Eight suicide bombers targeted police and local officials in Rawa, northwest of Baghdad, Sunday killing six people in the second major attack in the area in less than a month.

The bombings come as Iraq witnesses its worst violence since 2008, when the country was just emerging from a brutal sectarian conflict.

The dead from the Sunday suicide bombings were three members of the local council for the Rawa area of Anbar province and three police, police Captain Mohammed Ahmed al-Rawi and local council member Suhaib al-Rawi told AFP.

Two suicide bombers on foot and another driving a vehicle rigged with explosives attacked the police headquarters for the area, while another driving a vehicle hit an army checkpoint at the town's entrance.

And three bombers on foot and another in a vehicle attacked the local administrative headquarters, where officials were meeting.

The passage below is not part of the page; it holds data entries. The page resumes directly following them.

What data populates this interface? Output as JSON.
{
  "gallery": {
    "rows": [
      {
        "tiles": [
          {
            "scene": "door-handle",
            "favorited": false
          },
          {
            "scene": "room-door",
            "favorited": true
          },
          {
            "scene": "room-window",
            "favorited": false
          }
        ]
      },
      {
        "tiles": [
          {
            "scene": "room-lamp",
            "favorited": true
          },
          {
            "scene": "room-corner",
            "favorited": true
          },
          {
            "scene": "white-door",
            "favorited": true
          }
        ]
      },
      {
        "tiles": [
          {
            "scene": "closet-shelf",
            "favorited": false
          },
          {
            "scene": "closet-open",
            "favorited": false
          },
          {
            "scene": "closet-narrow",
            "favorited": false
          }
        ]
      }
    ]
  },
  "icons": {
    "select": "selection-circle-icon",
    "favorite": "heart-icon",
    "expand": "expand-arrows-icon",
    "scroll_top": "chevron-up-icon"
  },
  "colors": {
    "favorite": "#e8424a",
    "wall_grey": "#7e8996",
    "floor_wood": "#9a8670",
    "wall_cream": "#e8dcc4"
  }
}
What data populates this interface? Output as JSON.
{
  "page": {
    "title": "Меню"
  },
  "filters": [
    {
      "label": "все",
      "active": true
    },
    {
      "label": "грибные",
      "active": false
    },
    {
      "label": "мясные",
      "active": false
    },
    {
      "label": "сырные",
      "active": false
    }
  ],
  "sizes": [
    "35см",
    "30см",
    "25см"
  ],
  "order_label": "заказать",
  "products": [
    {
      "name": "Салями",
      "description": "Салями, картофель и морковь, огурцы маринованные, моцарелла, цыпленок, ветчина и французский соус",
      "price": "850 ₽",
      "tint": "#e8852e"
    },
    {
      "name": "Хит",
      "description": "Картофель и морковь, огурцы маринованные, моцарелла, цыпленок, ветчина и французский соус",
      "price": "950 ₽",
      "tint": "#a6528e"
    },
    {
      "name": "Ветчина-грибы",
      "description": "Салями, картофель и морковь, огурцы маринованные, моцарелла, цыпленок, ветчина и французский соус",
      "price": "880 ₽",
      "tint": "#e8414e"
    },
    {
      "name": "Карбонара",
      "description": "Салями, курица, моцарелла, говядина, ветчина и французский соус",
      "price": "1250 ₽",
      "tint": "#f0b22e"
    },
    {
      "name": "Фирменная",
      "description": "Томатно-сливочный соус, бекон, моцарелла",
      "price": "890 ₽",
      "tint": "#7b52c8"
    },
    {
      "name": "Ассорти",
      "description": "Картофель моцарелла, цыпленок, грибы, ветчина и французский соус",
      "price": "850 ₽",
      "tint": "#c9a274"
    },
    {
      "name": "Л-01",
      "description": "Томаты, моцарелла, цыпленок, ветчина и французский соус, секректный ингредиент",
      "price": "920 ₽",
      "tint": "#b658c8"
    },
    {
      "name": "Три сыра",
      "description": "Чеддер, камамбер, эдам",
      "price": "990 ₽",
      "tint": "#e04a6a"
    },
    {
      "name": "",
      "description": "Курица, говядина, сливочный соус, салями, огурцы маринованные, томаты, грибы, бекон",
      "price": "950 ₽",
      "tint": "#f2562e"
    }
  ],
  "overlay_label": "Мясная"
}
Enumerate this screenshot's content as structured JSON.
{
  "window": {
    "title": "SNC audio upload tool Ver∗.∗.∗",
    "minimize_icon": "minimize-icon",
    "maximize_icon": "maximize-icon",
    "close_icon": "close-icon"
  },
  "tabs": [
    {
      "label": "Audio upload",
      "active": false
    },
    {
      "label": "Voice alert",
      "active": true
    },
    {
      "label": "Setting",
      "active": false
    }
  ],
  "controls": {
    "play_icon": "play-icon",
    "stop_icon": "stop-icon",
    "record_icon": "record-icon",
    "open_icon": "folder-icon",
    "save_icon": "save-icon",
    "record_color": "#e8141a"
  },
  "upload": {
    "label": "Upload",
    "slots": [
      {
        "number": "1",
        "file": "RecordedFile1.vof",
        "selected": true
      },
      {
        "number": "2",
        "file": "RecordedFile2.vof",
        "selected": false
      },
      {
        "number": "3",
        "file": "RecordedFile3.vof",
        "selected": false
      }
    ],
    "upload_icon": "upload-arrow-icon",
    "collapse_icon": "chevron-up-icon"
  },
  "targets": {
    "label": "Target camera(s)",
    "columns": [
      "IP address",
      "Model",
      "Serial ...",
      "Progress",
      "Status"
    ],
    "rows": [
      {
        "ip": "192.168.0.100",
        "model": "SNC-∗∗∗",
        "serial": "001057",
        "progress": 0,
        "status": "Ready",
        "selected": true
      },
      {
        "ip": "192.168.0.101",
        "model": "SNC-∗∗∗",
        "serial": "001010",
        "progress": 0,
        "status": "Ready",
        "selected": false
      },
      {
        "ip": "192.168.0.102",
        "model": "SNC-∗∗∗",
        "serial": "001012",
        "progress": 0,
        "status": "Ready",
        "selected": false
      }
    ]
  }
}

Militants, including those linked to Al-Qaeda, frequently target Iraqi security forces and other government employees.

It was the second attack in less than a month to hit Rawa, which is located about 75 kilometres (45 miles) from the border with war-racked Syria.

On September 24, militants attacked two police stations and a local official's house in Rawa and the nearby town of Aana, killing seven police and the official's brother.

Deputy Interior Minister Adnan al-Assadi told journalists a large group of militants had attacked Aana that day, seeking to take control of security force positions, and that six of the militants were killed.

But while Anbar province was infamous for its militant strongholds in past years, the province has seen relatively few attacks in recent weeks, with most of the violence concentrated in Baghdad, Diyala, Salaheddin, Kirkuk and Nineveh provinces.

The violence, which has included sectarian attacks, has raised fears of a relapse into the intense bloodshed that peaked in 2006-2007 and killed tens of thousands of people.

Analysts say the Shiite-led government's failure to address the grievances of Iraq's Sunni Arab minority -- which complains of political exclusion and abuses by security forces -- has driven the surge in unrest this year.

Violence worsened sharply after security forces stormed a Sunni protest camp in northern Iraq on April 23, sparking clashes in which dozens died.

The authorities have made some concessions aimed at placating the protesters and Sunnis in general, such as freeing prisoners and raising the salaries of Sunni anti-Al-Qaeda fighters, but the underlying issues remain unaddressed.

With the latest attacks, more than 440 people have been killed so far this month, and over 5,150 since the beginning of the year, according to AFP figures based on security and medical sources.

A study released this month by academics based in Canada, Iraq and the United States said nearly half a million people have died from war-related causes in Iraq since the US-led invasion of 2003.

In addition to major security problems, the Iraqi government has failed to provide adequate basic services such as electricity and clean water, and corruption is widespread.

Political squabbling has paralysed the government, while parliament has passed almost no major legislation in years.